_YOUR INSTRUCTIONS:_
For each line in the material below that holds "icon", copy that line.

_THE DATA:_

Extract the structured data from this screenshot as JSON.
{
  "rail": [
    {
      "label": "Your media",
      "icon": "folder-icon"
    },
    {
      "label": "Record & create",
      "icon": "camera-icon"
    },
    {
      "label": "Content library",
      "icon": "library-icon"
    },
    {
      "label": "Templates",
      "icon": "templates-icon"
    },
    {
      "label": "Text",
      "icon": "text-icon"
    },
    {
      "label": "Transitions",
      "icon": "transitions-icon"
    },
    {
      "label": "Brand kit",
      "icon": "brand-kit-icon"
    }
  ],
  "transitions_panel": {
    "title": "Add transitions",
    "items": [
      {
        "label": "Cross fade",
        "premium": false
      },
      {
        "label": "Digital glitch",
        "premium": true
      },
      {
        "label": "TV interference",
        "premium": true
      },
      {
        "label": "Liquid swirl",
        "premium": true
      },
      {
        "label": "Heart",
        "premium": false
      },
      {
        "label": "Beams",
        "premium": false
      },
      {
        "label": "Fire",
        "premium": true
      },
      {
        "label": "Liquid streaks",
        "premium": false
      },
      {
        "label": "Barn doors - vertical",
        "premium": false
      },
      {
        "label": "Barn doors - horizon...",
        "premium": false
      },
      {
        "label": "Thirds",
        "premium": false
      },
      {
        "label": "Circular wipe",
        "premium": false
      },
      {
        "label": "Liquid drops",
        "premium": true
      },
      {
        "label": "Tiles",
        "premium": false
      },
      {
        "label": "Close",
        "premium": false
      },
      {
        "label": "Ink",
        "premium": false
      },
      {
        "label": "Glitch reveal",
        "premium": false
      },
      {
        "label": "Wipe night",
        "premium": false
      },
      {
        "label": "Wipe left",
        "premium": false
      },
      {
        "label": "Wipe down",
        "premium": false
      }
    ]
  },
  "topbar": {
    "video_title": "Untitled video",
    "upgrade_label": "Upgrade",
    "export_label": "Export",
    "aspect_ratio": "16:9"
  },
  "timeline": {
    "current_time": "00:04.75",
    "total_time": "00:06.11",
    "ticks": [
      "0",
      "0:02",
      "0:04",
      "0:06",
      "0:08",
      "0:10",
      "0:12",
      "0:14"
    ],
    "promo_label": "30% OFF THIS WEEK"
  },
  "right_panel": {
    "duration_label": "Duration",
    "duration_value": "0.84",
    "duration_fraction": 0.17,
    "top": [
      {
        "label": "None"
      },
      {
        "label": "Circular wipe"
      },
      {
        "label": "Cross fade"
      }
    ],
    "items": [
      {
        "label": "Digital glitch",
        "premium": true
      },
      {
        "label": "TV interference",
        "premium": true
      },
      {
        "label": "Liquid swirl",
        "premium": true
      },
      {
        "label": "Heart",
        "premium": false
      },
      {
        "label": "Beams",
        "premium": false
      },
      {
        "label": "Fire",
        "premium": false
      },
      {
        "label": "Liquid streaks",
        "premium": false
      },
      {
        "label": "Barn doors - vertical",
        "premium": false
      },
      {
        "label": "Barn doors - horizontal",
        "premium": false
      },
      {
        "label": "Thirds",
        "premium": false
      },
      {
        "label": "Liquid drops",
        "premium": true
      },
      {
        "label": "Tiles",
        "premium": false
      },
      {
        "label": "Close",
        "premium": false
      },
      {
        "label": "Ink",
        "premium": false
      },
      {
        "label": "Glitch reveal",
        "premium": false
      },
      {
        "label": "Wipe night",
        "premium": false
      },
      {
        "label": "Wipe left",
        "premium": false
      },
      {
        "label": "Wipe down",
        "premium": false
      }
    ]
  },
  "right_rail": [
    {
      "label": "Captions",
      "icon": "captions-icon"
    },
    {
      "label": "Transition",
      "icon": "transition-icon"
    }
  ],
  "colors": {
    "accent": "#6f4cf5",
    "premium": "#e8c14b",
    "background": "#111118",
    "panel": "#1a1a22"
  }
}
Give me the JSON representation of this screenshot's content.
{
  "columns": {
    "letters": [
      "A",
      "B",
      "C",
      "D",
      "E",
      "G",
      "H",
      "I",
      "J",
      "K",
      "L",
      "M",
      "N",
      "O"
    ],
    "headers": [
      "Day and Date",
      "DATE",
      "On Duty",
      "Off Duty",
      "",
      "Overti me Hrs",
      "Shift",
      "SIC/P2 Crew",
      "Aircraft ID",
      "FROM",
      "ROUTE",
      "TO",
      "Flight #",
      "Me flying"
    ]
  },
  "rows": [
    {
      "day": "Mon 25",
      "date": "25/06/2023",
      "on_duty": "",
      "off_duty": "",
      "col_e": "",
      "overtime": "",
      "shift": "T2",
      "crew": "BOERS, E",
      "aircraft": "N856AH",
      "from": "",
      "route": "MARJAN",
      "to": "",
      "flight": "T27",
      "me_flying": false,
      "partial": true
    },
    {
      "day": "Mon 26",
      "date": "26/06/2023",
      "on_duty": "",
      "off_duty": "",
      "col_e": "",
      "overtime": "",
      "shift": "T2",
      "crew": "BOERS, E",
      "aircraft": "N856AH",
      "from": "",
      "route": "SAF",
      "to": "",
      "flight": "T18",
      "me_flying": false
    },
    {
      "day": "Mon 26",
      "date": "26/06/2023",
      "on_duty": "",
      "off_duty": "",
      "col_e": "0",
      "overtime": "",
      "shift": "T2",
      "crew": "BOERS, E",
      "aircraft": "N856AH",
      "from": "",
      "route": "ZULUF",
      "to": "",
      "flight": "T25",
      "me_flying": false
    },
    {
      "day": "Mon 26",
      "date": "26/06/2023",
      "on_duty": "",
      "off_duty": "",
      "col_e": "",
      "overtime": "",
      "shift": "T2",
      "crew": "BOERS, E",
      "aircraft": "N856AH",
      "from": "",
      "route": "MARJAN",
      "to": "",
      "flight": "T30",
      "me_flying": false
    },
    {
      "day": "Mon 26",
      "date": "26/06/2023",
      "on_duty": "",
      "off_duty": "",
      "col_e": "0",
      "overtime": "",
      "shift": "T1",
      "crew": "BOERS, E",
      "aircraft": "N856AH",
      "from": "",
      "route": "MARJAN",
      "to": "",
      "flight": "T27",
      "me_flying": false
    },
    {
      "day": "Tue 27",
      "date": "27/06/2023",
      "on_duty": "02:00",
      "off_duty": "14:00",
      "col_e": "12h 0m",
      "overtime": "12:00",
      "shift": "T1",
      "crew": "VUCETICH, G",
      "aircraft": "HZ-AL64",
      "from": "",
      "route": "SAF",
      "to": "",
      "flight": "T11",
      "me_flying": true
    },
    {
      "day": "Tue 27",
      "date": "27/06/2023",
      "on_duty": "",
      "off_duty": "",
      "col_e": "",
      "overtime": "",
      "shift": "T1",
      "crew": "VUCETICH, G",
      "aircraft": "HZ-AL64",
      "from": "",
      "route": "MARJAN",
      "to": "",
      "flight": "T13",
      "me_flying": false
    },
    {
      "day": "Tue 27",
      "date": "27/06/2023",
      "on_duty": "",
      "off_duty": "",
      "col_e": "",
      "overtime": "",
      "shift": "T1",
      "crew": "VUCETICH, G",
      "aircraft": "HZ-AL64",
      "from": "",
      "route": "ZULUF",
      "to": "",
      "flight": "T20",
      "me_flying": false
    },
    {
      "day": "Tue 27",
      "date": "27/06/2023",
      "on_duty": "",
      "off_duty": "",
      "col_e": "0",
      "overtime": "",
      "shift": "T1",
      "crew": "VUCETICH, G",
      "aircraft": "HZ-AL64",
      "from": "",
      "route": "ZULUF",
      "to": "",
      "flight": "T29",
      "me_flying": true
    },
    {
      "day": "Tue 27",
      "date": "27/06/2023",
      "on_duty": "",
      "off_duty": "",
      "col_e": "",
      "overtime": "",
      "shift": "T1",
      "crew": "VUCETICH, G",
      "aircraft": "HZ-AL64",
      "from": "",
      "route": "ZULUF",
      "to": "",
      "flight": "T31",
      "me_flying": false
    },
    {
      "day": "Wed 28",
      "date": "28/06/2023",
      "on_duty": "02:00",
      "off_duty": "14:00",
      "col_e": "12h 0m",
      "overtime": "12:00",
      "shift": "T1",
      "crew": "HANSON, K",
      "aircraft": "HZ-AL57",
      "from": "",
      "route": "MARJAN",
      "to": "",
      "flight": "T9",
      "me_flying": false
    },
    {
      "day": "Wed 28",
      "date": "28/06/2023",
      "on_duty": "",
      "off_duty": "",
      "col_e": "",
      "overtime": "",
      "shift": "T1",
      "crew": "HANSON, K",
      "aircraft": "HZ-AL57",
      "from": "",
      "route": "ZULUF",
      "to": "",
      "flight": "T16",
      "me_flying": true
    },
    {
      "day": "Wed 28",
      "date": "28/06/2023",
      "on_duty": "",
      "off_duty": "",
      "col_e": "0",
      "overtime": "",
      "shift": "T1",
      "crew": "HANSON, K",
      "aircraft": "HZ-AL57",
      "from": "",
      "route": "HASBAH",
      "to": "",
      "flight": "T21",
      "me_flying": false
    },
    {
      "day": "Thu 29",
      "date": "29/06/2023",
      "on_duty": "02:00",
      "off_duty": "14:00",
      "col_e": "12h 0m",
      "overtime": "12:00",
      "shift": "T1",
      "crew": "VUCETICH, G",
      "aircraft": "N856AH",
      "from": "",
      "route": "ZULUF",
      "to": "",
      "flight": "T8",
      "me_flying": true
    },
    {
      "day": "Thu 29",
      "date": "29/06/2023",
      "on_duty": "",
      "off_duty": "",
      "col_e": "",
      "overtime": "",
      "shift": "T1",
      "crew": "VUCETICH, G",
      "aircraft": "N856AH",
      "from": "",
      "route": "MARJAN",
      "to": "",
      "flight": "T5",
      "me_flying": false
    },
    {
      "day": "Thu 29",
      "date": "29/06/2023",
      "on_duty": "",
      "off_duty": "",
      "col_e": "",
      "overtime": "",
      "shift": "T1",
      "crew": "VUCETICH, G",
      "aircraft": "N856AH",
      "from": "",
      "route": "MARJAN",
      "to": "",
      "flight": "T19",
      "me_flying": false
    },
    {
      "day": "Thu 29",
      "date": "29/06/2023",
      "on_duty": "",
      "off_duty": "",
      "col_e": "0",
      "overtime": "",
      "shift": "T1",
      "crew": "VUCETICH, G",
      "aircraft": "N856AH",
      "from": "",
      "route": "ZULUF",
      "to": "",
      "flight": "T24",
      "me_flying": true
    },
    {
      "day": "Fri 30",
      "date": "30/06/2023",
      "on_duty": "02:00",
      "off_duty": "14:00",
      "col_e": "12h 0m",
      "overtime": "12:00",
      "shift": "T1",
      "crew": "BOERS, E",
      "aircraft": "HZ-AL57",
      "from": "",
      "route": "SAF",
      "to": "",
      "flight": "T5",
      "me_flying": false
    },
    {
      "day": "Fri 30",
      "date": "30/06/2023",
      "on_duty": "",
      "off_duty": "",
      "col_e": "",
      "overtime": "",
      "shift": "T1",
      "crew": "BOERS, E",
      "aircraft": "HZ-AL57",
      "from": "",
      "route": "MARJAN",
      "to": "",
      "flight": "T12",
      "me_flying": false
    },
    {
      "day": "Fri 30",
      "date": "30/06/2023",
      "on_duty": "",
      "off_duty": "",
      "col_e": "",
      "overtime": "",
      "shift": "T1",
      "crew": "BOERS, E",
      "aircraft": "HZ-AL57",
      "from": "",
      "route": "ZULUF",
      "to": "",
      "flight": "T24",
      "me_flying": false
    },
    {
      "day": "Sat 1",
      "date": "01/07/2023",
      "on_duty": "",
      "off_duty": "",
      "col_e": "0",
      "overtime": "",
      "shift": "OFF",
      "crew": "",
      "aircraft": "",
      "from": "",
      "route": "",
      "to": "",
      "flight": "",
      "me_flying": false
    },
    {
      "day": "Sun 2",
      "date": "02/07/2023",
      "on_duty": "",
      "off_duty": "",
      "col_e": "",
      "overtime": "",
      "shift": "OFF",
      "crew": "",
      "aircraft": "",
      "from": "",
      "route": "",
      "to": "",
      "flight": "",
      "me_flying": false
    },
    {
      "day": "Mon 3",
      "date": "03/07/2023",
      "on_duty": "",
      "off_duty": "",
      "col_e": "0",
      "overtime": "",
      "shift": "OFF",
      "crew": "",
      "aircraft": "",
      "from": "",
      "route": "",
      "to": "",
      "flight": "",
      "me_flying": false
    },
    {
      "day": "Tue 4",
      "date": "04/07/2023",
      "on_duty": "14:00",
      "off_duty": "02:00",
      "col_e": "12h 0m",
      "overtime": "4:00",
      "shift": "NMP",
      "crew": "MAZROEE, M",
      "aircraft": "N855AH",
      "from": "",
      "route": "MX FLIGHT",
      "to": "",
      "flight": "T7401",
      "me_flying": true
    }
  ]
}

_EXERCISE ANSWER:_
      "icon": "folder-icon"
      "icon": "camera-icon"
      "icon": "library-icon"
      "icon": "templates-icon"
      "icon": "text-icon"
      "icon": "transitions-icon"
      "icon": "brand-kit-icon"
      "icon": "captions-icon"
      "icon": "transition-icon"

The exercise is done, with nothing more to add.